Tuesday 19 March 2019

Allen and Ding bow out while Higgins edges classic

Out: Wilson. Photo: Tim Goode/PA Wire
Out: Wilson. Photo: Tim Goode/PA Wire

Phil Casey

Antrim's Mark Allen bowed out of the Betfred World Championship, losing 13-6 to Kyren Wilson who cruised through to the semi-finals yesterday.

Wilson will face John Higgins after he beat Judd Trump 13-12 in a final-frame decider after trailing 7-3, 10-8 and 11-9 in a Crucible quarter-final classic last night.

Trump looked to be in the driving seat when claiming the 20th frame for an 11-9 lead, but Higgins produced runs of 75, 72 and 134 to lead 12-11. Trump claimed the 24th frame to force the decider, but he never got a chance in the 25th.

Although Allen kept his hopes alive on his table with breaks of 54 and 40 in the opening frame, Wilson took the next two to gain a measure of revenge for losing to the Co Antrim man in the final of The Masters in January.

Wilson, who had lost in the quarter-finals in each of the last two years, said: "I definitely wouldn't say it was the biggest win of my career, (but) it's up there. It was always a goal of mine to reach the one-table set-up and I just can't wait to get out there and experience it."

Elsewhere, Barry Hawkins also booked his place in the last four of at the Crucible with ruthless demolition of Ding Junhui.

Hawkins will now face two-time world champion Mark Williams in the next round after the Welshman claimed a 13-8 victory over Ali Carter, who knocked Ronnie O'Sullivan out earlier in the competition.

Hawkins thrashed the Chinese third seed 13-5 to make the semi-finals. Hawkins took an 11-5 lead into the final session in Sheffield and Hawkins swiftly won the two frames he needed against a woefully out-of-sorts Ding, finishing the surprisingly one-sided contest in style with a break of 117.

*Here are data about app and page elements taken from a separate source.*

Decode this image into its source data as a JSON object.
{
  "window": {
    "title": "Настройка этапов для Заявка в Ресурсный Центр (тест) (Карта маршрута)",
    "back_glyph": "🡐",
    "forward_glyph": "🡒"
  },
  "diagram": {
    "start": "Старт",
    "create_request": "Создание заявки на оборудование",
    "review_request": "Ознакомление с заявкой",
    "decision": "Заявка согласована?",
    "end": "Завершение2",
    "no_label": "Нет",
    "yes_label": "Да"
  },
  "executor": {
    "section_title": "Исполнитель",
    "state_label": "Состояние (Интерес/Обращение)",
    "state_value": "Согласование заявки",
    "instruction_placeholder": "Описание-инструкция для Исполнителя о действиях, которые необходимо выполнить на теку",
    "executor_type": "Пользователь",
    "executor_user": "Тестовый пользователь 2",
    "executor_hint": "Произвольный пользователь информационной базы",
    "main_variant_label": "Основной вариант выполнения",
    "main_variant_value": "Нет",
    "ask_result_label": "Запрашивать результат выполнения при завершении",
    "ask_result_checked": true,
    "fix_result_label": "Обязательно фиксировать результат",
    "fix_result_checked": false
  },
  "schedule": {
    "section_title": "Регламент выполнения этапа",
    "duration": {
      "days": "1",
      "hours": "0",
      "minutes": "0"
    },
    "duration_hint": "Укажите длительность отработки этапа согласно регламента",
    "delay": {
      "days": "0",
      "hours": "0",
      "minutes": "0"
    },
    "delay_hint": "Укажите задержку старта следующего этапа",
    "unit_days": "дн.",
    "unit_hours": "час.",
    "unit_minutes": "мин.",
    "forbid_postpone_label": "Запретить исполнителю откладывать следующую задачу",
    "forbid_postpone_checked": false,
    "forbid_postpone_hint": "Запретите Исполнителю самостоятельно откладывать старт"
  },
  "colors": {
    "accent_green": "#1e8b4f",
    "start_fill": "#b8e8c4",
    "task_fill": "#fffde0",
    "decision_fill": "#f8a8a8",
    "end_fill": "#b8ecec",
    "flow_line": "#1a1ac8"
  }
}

Hawkins, who has reached the semi-finals or better in five of the last six years, said: "I'm in the semis but there's still such a long way to go and there's still some great players in.

"I'm not getting too excited, I've been here before and I know what it's like to go out there and play terrible, so it can happen at any time.

"I'm obviously over the moon to get through and I thought I played pretty well.

"I thought I punished him every time he made a mistake and when someone's doing that against you, it's easy to start to missing a few and I managed to keep him under a bit of pressure because he hadn't been until then."

Irish Independent

The Left Wing: Why Irish fans shouldn't lose faith and how Joe Schmidt can turn things around for the World Cup

In association with Aldi

Editor's Choice

Also in Sport